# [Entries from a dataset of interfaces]

::::::::

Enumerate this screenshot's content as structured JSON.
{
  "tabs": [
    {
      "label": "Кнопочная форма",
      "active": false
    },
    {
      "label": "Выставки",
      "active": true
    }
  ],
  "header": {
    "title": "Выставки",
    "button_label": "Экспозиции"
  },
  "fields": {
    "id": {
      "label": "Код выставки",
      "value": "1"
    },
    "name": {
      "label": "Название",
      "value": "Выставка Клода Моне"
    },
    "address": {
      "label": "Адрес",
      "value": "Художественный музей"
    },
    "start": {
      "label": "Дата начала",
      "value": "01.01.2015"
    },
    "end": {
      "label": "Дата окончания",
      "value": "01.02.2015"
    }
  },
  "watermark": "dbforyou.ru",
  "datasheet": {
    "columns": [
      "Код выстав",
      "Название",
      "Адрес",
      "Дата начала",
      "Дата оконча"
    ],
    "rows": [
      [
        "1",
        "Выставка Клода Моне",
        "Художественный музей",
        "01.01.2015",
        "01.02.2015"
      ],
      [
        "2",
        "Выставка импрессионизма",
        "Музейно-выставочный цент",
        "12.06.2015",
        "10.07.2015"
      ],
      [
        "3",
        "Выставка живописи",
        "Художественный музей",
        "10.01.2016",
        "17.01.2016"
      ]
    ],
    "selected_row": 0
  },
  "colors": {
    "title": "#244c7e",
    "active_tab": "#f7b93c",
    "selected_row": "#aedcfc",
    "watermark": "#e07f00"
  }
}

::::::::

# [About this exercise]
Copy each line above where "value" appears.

# [Response]
      "value": "1"
      "value": "Выставка Клода Моне"
      "value": "Художественный музей"
      "value": "01.01.2015"
      "value": "01.02.2015"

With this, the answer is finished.